More than 300 people have died in Haiti and the death toll is expected to rise as rescuers reach the worst-affected areas cut-off by the storm.
The town of Jeremie has suffered near-total destruction after Hurricane Matthew hit, flattening 80 per cent of its buildings.
“Between 6 and 7.30am it was the worst. Then we thought it was over. And everybody came out and they spent about an hour. Then it started over again and it was the worst part of it,” local resident Donny Sant-Germain told a reporter.
Phone lines are down and aid groups are struggling to deliver life-saving assistance. With entire crop harvests destroyed the World Food Programme and UNICEF are scaling up their operations. The Haitian government says 350,000 people are in immediate need of humanitarian assistance.
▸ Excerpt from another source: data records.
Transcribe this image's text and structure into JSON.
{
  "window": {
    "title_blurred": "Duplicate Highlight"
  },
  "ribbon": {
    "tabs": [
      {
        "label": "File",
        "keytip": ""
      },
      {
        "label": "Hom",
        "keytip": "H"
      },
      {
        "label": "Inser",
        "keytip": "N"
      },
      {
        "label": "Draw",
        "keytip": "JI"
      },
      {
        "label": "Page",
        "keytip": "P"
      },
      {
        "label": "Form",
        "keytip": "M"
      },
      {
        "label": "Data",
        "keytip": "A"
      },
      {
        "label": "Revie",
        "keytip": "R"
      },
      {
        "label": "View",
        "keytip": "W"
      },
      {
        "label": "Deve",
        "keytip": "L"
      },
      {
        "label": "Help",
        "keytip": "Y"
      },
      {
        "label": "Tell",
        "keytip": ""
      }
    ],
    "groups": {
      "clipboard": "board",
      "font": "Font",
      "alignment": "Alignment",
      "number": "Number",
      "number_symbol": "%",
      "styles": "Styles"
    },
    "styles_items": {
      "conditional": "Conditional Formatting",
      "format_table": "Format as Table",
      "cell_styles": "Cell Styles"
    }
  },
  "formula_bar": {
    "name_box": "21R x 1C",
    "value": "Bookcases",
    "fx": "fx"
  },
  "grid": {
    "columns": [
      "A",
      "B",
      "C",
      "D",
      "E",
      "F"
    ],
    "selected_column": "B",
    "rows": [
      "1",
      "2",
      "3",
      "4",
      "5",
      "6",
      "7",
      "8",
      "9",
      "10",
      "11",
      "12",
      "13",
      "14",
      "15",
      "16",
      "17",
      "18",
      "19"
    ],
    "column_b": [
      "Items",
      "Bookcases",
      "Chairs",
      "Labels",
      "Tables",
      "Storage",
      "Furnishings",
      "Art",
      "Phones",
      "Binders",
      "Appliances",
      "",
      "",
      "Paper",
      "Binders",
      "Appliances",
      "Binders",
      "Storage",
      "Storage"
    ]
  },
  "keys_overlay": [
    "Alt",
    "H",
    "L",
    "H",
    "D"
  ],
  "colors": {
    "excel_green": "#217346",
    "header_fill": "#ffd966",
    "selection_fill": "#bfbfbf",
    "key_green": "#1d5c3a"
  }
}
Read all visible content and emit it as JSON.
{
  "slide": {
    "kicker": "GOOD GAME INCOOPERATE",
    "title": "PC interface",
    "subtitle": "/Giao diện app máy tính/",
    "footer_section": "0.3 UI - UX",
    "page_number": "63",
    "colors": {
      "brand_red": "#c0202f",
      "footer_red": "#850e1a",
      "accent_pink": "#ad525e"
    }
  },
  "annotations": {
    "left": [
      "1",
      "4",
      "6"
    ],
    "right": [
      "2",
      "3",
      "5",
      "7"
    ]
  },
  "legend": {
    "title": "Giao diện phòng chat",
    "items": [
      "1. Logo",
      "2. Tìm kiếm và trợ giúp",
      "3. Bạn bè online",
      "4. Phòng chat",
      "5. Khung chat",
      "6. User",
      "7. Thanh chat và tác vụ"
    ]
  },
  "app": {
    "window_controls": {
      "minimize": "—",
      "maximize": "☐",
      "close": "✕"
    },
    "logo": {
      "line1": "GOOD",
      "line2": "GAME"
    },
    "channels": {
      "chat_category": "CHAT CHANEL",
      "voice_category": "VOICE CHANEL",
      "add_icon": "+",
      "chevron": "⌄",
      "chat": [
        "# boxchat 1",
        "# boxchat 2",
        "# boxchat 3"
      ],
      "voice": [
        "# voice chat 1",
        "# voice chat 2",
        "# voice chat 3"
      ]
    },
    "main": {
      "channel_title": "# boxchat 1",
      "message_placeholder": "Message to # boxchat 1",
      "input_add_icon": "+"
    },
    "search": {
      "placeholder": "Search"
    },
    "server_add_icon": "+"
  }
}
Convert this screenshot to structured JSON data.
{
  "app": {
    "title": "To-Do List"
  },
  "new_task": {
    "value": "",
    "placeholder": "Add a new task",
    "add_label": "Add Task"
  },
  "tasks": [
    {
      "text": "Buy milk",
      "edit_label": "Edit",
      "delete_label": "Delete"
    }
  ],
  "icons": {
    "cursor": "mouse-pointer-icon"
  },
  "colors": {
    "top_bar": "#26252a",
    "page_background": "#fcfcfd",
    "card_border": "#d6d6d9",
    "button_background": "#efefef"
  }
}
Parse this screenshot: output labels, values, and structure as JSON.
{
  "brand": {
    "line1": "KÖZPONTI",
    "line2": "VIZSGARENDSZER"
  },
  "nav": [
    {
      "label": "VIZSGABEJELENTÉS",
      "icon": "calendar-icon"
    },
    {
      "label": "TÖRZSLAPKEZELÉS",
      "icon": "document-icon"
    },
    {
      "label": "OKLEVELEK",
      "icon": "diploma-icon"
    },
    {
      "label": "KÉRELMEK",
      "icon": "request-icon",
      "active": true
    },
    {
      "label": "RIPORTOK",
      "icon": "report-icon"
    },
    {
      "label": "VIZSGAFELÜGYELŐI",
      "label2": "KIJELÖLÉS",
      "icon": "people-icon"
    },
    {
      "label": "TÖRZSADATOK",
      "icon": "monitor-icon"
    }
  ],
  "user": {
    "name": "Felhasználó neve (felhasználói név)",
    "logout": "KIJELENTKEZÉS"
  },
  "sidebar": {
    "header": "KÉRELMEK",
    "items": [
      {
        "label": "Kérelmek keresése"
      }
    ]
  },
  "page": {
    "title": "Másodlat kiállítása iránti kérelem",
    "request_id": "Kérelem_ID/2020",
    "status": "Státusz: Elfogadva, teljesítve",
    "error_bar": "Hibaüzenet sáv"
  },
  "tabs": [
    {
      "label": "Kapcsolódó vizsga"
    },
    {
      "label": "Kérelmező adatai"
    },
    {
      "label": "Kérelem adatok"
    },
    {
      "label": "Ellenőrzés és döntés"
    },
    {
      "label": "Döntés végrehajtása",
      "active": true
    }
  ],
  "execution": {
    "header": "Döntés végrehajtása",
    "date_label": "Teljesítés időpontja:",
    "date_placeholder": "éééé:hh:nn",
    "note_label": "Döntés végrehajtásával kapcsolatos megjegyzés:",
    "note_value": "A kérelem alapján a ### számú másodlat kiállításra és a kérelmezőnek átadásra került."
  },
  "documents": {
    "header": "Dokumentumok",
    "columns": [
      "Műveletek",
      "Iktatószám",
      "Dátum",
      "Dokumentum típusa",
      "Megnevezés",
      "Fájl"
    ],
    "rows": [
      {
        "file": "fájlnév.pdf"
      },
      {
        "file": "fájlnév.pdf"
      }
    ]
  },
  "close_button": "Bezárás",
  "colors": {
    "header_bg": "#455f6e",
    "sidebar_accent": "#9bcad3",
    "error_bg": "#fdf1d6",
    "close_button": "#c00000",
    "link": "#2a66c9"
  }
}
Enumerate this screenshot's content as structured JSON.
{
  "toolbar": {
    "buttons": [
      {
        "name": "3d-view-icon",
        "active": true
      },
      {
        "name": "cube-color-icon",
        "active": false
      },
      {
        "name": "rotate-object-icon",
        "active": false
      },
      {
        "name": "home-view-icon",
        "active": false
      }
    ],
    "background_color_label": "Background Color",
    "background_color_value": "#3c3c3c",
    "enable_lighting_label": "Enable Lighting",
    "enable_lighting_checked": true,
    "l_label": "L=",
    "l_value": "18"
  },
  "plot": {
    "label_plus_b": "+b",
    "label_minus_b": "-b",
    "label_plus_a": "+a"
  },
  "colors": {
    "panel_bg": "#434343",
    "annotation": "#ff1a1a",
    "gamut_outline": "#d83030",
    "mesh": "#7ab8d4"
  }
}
“After visiting the shelter, I’ve realised there isn’t any water. We can’t help the people, there’s no food. And there are additional problems given the way people are living in the shelters,” said Head of Operations for the Haitian Red Cross, Moise David.
Cases of cholera are expected to rise after water supplies and sanitation systems were damaged.
pensées à la population d'Haïti suite à l'ouragan Matthew 😔🌹 pic.twitter.com/klpsdEVPZq— Aleksandre (@alzks_) October 7, 2016
Get a different perspective
Every story can be told in many ways: see the perspectives from Euronews journalists in our other language teams.